spots with Japanese shoji screens and cherry blossom trees were set for photo
shooting. Traditional Japanese music was played as background sound. At the origami workshop, students took a close look at
samples first, then, they made their own origami.
5) Karate and Kimono Workshop
Taiko workshop: Presenters explained
about Taiko, then, demonstrated key techniques. All students had a turn for
drumming a Taiko.
workshop: Instructors guided students into the “Karate world” including trials.
Taiko and Karate demonstrated the Japanese way of behavior, i.e. politeness,
concentration, and respect. Students were introduced to these values while they
enjoyed practicing Taiko and Karate.
6. Student Handout
Handout bags were prepared.
- Individual student’s time schedule printed in group’s
- Student’s name tag in group’s color
- Instruction sheet of activities
- Quiz sheet (There was one quiz for each session. The quiz
will be used back in Japanese language class.)
- Feed back form
7. Donations - Gift bags to schools
Various door prizes donated by the sponsors were
distributed to schools as gifts so that teachers could use the prizes at
Japanese classesStudent Handout.
Institute of Innovation in Second Language Education (iisle) at Woodcroft
School, 13750 Woodcroft Avenue, Edmonton.
Summary of feedback
Students’ feedback (135 responses from 5 schools)
Very satisfied (74)
satisfied and Somewhat satisfied (1)
No answer (15)
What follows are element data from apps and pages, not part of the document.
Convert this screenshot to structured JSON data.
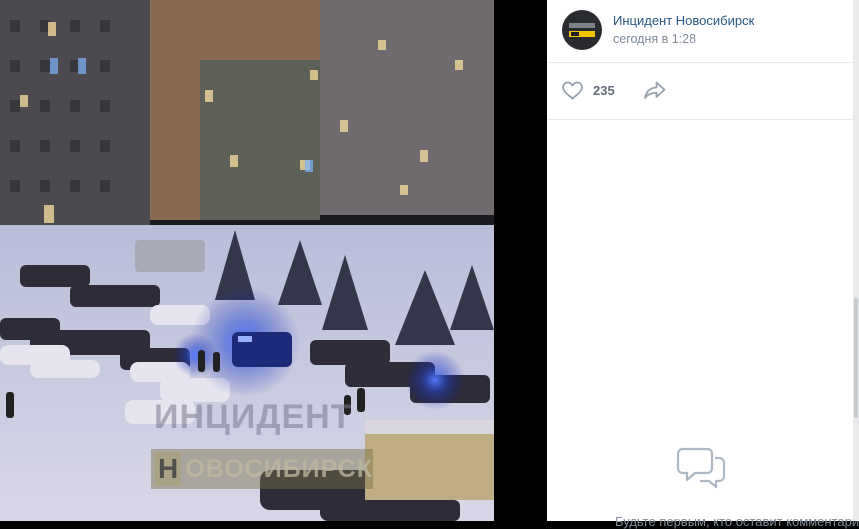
{
  "post": {
    "author": "Инцидент Новосибирск",
    "time": "сегодня в 1:28",
    "likes": "235"
  },
  "media": {
    "watermark_line1": "ИНЦИДЕНТ",
    "watermark_letter": "Н",
    "watermark_line2": "ОВОСИБИРСК"
  },
  "comments": {
    "empty_text": "Будьте первым, кто оставит комментарий"
  },
  "icons": {
    "like": "heart-icon",
    "share": "share-icon",
    "comments_empty": "speech-bubble-icon"
  },
  "colors": {
    "link": "#2a5885",
    "muted": "#818c99",
    "police_light": "#2f5bff"
  }
}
session/event/workshop received “Very satisfied/Somewhat satisfied from more
than 90 per cent of students”.
Teachers’ feedback (5 teachers)
teachers are “Very satisfied” with the experience.
All teachers marked “Excellent” as
to how meaningful it was for their own Japanese-language program.
10. Voices from teachers and students
(excerpts from feedback forms)
- Very welcoming
- Instructors were very nice
- The Speech was powerful and the Taiko demo was exciting
- Because of your presentation, I want to go to Japan
- Fun and a great way to introduce Japanese art forms
- Lots of meaning behind the traditions
- ... helps us learn about Japanese culture
- Cool, artistic and creative
- Fun and interactive
- …challenging, but fun
- It was fun and educational
- I found the whole experience informative and engaging
- It has inspired me to learn more about Japan
- I will be looking forward to it next year
- It made me very enthusiastic about going to Japan
- … made me feel all immersed in culture and everything
- It was really helpful to understand Japanese culture. I
really want to recommend to my friends
- This program was very good. I want my friend to know more
- …it’s really good to see and feel Japanese culture
- [found the following most fascinating]…respect towards
others, and the significance of their language
- Really enjoyed myself and I believe my students also really
enjoyed themselves too!
- The presenters had prepared the activities very well
- An excellent way of seeing the subtleties of Japanese